The descendants of renowned Indian trader Thomas Varker Keam (Hastiin Dimaas) and his wife, Asdzaan Liba, will gather for the fourth annual Keams Family Reunion Friday through Sunday, June 20-22.

Keam settled in the canyon later named for him in 1875, along with his brother, William. Though his aim was to establish a cattle ranch, the Englishman’s life took another turn, and he began to trade with the Navajos and Hopi in the surrounding area.

Over the years he built an impressive compound that included 12 to 15 buildings, including his home, quarters for friends, employees and occasional tenants, the trading post, warehouses, carpenter and blacksmith shops, sheds and stables.

As he grew to know and become the friend of many of those he traded with, he began to push for a school for the youth that would include vocational training. He urged government officials to consider his plan, and even offered the free use of some of his facilities as a school. A few years later, the government agreed, but wanted his entire compound. Under an agreement crafted by Commissioner of Indian Affairs J.D.C. Atkins, Keam rented all of his facilities to the government for $1,200 a year. The school opened in late 1887.

That deal left Keam with neither home nor business site, so he rebuilt on a smaller scale just 2½ miles down the canyon.

Two years later, officials of the Indian Office asked Keam to sell the property for $10,000, substantially less than he had in it. His hopes for the success of the school led him to agree.

Keam continued to trade until the late 1890s, and remained in the area for a few more years.
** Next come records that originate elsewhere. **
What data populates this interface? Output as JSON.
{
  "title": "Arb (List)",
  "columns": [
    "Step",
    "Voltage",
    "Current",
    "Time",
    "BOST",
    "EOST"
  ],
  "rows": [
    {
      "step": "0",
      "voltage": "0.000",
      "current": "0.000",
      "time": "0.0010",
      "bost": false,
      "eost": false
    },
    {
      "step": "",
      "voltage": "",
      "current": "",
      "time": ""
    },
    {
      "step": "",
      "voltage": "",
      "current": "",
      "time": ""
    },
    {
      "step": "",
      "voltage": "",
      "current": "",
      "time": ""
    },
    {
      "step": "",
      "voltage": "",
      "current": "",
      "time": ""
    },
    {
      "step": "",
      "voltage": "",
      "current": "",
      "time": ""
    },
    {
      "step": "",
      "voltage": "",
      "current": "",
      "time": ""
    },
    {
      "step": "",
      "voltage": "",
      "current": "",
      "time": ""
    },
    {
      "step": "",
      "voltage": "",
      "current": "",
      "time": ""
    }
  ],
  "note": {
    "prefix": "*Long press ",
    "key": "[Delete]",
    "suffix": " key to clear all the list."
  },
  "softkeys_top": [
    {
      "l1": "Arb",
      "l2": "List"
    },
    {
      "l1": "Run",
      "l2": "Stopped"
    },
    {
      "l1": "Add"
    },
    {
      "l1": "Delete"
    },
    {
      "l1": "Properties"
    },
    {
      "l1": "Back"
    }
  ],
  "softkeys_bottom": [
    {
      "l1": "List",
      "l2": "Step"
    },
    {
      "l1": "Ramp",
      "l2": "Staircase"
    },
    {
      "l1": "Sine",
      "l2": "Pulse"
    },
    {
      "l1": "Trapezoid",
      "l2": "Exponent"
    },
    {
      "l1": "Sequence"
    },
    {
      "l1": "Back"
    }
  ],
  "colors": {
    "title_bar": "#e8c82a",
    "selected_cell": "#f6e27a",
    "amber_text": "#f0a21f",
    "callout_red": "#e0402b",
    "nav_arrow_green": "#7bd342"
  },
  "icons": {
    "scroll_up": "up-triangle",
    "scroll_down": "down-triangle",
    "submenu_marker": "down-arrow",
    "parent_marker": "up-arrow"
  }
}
He eventually returned to England, where he died in 1904.

The subsequent generations of his sons, Thomas Keams Jr. and Billy Keams, now gather at the summer camp of the late Joe and Barbara Keams, at milepost 77 of West Navajo Route 15 near Greasewood Springs. Joe was Billy’s son. Joe’s daughter Amy Begay, who is well known as an excellent cook, is instrumental in pulling off the annual gathering.

For more information on the reunion, call (928) 871-2274.

Photo courtesy of Amy Begay Joe Keams, grandson of trader Thomas V. Keam, drives a wagon at the family’s summer camp south of Greasewood.

Photo courtesy of Amy Begay
Joe Keams, grandson of trader Thomas V. Keam, drives a wagon at the family’s summer camp south of Greasewood.

Directory powered by Business Directory Plugin